**RAW DATA:**
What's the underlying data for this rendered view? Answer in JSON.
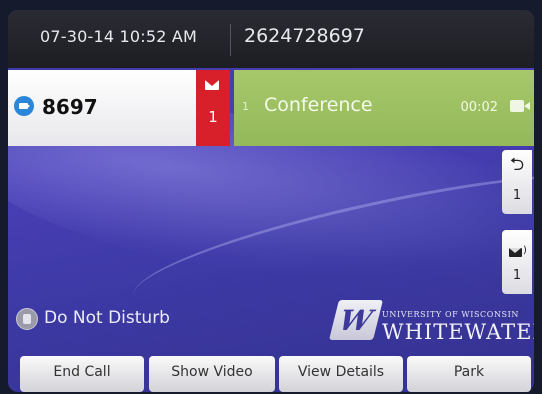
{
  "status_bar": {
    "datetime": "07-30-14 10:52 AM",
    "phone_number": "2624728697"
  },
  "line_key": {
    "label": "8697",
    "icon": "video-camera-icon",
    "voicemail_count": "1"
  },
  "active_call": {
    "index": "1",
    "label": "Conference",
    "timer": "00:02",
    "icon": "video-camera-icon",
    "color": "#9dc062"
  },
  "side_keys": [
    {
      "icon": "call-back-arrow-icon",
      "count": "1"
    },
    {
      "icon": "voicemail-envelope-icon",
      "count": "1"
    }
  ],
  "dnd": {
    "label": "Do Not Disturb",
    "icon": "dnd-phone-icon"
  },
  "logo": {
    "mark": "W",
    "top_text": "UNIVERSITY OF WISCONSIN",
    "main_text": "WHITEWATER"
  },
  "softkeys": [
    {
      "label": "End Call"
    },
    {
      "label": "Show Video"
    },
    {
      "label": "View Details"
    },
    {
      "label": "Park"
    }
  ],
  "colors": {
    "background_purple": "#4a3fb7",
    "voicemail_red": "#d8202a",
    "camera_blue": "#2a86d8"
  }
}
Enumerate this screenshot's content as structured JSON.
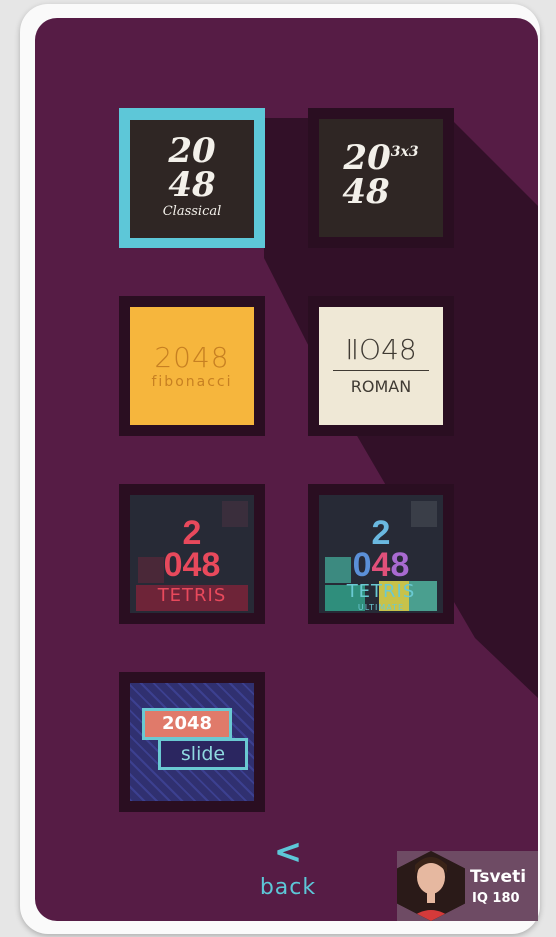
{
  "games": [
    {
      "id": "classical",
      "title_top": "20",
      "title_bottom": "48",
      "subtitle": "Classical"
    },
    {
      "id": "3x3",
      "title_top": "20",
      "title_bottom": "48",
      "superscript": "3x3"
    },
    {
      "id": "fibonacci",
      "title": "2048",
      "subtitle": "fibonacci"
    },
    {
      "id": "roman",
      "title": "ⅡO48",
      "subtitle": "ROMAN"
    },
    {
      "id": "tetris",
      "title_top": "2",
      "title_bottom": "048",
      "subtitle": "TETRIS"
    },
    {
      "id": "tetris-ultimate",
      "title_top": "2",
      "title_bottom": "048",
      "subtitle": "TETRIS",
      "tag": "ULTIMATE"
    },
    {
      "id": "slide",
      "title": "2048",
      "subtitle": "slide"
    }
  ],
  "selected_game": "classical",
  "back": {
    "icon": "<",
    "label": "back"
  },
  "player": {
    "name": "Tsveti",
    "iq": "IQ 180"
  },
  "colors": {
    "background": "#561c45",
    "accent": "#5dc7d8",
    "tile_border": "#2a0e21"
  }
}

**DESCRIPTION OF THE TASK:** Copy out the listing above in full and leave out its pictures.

**SOLUTION TO THIS EXERCISE:**
What's the underlying data for this rendered view? Answer in JSON.
{
  "status_bar": {
    "datetime": "07-30-14 10:52 AM",
    "phone_number": "2624728697"
  },
  "line_key": {
    "label": "8697",
    "icon": "video-camera-icon",
    "voicemail_count": "1"
  },
  "active_call": {
    "index": "1",
    "label": "Conference",
    "timer": "00:02",
    "icon": "video-camera-icon",
    "color": "#9dc062"
  },
  "side_keys": [
    {
      "icon": "call-back-arrow-icon",
      "count": "1"
    },
    {
      "icon": "voicemail-envelope-icon",
      "count": "1"
    }
  ],
  "dnd": {
    "label": "Do Not Disturb",
    "icon": "dnd-phone-icon"
  },
  "logo": {
    "mark": "W",
    "top_text": "UNIVERSITY OF WISCONSIN",
    "main_text": "WHITEWATER"
  },
  "softkeys": [
    {
      "label": "End Call"
    },
    {
      "label": "Show Video"
    },
    {
      "label": "View Details"
    },
    {
      "label": "Park"
    }
  ],
  "colors": {
    "background_purple": "#4a3fb7",
    "voicemail_red": "#d8202a",
    "camera_blue": "#2a86d8"
  }
}
Enumerate this screenshot's content as structured JSON.
{
  "games": [
    {
      "id": "classical",
      "title_top": "20",
      "title_bottom": "48",
      "subtitle": "Classical"
    },
    {
      "id": "3x3",
      "title_top": "20",
      "title_bottom": "48",
      "superscript": "3x3"
    },
    {
      "id": "fibonacci",
      "title": "2048",
      "subtitle": "fibonacci"
    },
    {
      "id": "roman",
      "title": "ⅡO48",
      "subtitle": "ROMAN"
    },
    {
      "id": "tetris",
      "title_top": "2",
      "title_bottom": "048",
      "subtitle": "TETRIS"
    },
    {
      "id": "tetris-ultimate",
      "title_top": "2",
      "title_bottom": "048",
      "subtitle": "TETRIS",
      "tag": "ULTIMATE"
    },
    {
      "id": "slide",
      "title": "2048",
      "subtitle": "slide"
    }
  ],
  "selected_game": "classical",
  "back": {
    "icon": "<",
    "label": "back"
  },
  "player": {
    "name": "Tsveti",
    "iq": "IQ 180"
  },
  "colors": {
    "background": "#561c45",
    "accent": "#5dc7d8",
    "tile_border": "#2a0e21"
  }
}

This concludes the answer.